Although Freud's impact on social science - and indeed 20th century social thought - has been extraordinary, his impact on American sociology has been left relatively unexplored. This ground-breaking book aims to fill this knowledge gap. By examining the work of pioneers such as G.H.Mead, Cooley, Parsons and Goffman, as well as a range of key contemporary thinkers, it provides an accurate history of the role Freud and psychoanalysis played in the development of American social theory. Despite the often reluctant, and frequently resistant, nature of this encounter, the book also draws attention to the abiding potential of fusing psychoanalytic and sociological thinking.
Freud and American Sociology represents an original and compelling contribution to scholarly debate. At the same time, the clarity with which Manning develops his comprehensive account means that the book is also highly suitable for adoption on a range of upper-level undergraduate and graduate courses, including sociology, social theory, social psychology, and related disciiplines.
Philip Manning is Professor of Sociology at Cleveland State University
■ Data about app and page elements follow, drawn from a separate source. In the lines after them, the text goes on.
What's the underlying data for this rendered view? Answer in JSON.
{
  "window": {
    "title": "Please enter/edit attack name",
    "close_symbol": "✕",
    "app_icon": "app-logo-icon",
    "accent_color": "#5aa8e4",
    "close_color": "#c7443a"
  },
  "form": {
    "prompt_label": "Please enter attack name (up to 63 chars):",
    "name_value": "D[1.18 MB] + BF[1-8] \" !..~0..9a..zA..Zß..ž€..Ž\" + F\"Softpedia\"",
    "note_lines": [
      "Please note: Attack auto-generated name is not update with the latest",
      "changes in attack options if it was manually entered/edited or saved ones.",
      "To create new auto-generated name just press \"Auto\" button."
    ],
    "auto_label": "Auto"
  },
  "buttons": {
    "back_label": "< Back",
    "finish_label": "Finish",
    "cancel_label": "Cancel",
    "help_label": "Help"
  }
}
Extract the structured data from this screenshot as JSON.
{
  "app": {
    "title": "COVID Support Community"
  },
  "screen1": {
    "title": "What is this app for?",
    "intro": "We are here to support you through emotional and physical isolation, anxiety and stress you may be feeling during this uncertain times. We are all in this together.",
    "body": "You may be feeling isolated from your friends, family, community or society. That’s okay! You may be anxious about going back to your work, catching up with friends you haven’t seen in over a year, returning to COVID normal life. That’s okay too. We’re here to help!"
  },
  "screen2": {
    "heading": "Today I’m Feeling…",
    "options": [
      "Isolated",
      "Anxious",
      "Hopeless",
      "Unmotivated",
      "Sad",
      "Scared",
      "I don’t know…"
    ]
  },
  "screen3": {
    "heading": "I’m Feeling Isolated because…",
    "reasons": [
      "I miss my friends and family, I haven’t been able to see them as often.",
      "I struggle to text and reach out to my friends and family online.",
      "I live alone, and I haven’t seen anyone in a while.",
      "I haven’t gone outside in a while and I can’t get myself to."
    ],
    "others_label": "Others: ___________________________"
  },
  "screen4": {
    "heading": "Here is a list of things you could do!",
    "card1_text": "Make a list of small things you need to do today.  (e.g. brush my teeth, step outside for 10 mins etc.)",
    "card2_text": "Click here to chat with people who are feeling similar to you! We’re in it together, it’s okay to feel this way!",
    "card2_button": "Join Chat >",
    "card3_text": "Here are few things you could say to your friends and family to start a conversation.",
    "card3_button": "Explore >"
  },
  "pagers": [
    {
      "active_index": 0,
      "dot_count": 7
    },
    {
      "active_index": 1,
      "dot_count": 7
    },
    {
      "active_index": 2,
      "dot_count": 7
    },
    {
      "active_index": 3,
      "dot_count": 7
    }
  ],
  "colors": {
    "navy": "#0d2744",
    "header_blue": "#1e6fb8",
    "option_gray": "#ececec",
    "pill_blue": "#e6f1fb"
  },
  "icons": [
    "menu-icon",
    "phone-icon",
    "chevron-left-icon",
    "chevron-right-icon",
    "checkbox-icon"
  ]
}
Acknowledgments. Preface.. 1. An Uncertain Place: Freud in American Sociology. Introduction. The Intellectual Background. The Freudian Mirror. Freud's 1909 Visit to the United States. Freud among American Sociologists. Freud's Initial Reception in the American Journal of Sociology and the American Sociological review. Assessment.. 2. From Sumnerology to Cooley's Social Self. Proto-Symbolic Interactionism. Introduction. From Sumnerology to the Second Sumner. Sumner's Background. The First Sumner. The Second Sumner. The Manifest and Latent Second Sumner. Anti-Sumnerology and the Institutionalization of American Sociology. Three Strands of Cooley's Sociology. Colley's Cultural Theory. Colley As Proto-Symbolic Interactionist. Cooley's Methodology. Proto-Symbolic Interactionism and Freud.. 3. Symbolic Interactionism and Psychoanalysis: Blumer's and Goffman's Extension of Mead. Introduction. Mead's Social Behaviorism and Assessment of Psychoanalysis. Blumer's Opposition to Freud and Parsons. Goffman's Understanding of Mental Illness. The Implications for Goffman's Sociology. The Interaction Order: Taxonomic Zoology. Tensions in Goffman's Account of the Self.. 4. Parson's Freud: The Convergence with Symbolic Ineractionism. Overview. Introduction. Parson's Action Theory. The Survival Test: AGIL. Integrating Freud into Sociological Theory. The Empirical Demonstration: the American University.. 5. Philip Rieff and the Moral Ambiguity of Freud. Introduction. Rieff's Textual Laboratory. Rieff's Sociology of Culture: A Culture Lost. Rieff's Sociology of Culture: A Culture Gained. Rieff's Sociology of Culture: A Culture Imagined.. 6. Sociologists as Analysts and Auto-Ethnographers: Hochschild, Chodorow, Prager, and After. Introduction. The Current Context. Hochschild, Chodorow, and Prager. The Analysis of Transference and MsA. Rethinking Transference. From Ethnographies of Concepts to Reflexive Ethnography. Concluding Thoughts. References. Index.